▶ _About this exercise_
This exercise needs the complete data reproduced exactly.

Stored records
════════════════

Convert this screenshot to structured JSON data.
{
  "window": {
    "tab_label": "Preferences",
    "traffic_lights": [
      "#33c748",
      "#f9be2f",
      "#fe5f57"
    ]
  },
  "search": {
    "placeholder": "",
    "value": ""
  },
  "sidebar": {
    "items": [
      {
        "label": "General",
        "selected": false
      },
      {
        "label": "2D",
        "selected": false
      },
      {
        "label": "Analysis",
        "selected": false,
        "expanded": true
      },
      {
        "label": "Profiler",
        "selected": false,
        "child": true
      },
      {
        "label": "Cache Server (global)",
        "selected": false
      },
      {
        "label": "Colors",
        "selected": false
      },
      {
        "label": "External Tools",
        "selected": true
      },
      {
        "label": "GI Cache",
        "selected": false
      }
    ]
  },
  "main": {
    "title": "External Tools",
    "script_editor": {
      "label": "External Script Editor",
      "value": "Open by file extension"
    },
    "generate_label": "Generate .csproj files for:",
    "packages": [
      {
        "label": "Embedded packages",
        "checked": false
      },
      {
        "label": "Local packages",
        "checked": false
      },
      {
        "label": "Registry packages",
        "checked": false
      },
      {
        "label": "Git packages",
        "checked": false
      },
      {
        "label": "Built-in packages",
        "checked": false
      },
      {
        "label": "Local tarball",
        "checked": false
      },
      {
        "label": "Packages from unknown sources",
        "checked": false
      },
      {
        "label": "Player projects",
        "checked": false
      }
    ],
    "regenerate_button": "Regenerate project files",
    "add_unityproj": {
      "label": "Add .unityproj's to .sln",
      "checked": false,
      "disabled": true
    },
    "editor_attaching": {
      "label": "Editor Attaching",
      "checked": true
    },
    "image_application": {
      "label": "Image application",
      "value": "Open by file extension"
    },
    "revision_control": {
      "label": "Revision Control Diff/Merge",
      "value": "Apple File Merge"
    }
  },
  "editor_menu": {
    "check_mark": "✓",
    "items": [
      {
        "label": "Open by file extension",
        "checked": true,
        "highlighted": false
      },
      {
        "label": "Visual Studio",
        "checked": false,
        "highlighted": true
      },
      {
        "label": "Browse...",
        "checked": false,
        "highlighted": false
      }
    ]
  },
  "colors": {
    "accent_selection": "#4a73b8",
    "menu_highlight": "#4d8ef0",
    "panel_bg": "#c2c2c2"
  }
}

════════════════

▶ _Response to the exercise_
Convert this screenshot to structured JSON data.
{
  "window": {
    "tab_label": "Preferences",
    "traffic_lights": [
      "#33c748",
      "#f9be2f",
      "#fe5f57"
    ]
  },
  "search": {
    "placeholder": "",
    "value": ""
  },
  "sidebar": {
    "items": [
      {
        "label": "General",
        "selected": false
      },
      {
        "label": "2D",
        "selected": false
      },
      {
        "label": "Analysis",
        "selected": false,
        "expanded": true
      },
      {
        "label": "Profiler",
        "selected": false,
        "child": true
      },
      {
        "label": "Cache Server (global)",
        "selected": false
      },
      {
        "label": "Colors",
        "selected": false
      },
      {
        "label": "External Tools",
        "selected": true
      },
      {
        "label": "GI Cache",
        "selected": false
      }
    ]
  },
  "main": {
    "title": "External Tools",
    "script_editor": {
      "label": "External Script Editor",
      "value": "Open by file extension"
    },
    "generate_label": "Generate .csproj files for:",
    "packages": [
      {
        "label": "Embedded packages",
        "checked": false
      },
      {
        "label": "Local packages",
        "checked": false
      },
      {
        "label": "Registry packages",
        "checked": false
      },
      {
        "label": "Git packages",
        "checked": false
      },
      {
        "label": "Built-in packages",
        "checked": false
      },
      {
        "label": "Local tarball",
        "checked": false
      },
      {
        "label": "Packages from unknown sources",
        "checked": false
      },
      {
        "label": "Player projects",
        "checked": false
      }
    ],
    "regenerate_button": "Regenerate project files",
    "add_unityproj": {
      "label": "Add .unityproj's to .sln",
      "checked": false,
      "disabled": true
    },
    "editor_attaching": {
      "label": "Editor Attaching",
      "checked": true
    },
    "image_application": {
      "label": "Image application",
      "value": "Open by file extension"
    },
    "revision_control": {
      "label": "Revision Control Diff/Merge",
      "value": "Apple File Merge"
    }
  },
  "editor_menu": {
    "check_mark": "✓",
    "items": [
      {
        "label": "Open by file extension",
        "checked": true,
        "highlighted": false
      },
      {
        "label": "Visual Studio",
        "checked": false,
        "highlighted": true
      },
      {
        "label": "Browse...",
        "checked": false,
        "highlighted": false
      }
    ]
  },
  "colors": {
    "accent_selection": "#4a73b8",
    "menu_highlight": "#4d8ef0",
    "panel_bg": "#c2c2c2"
  }
}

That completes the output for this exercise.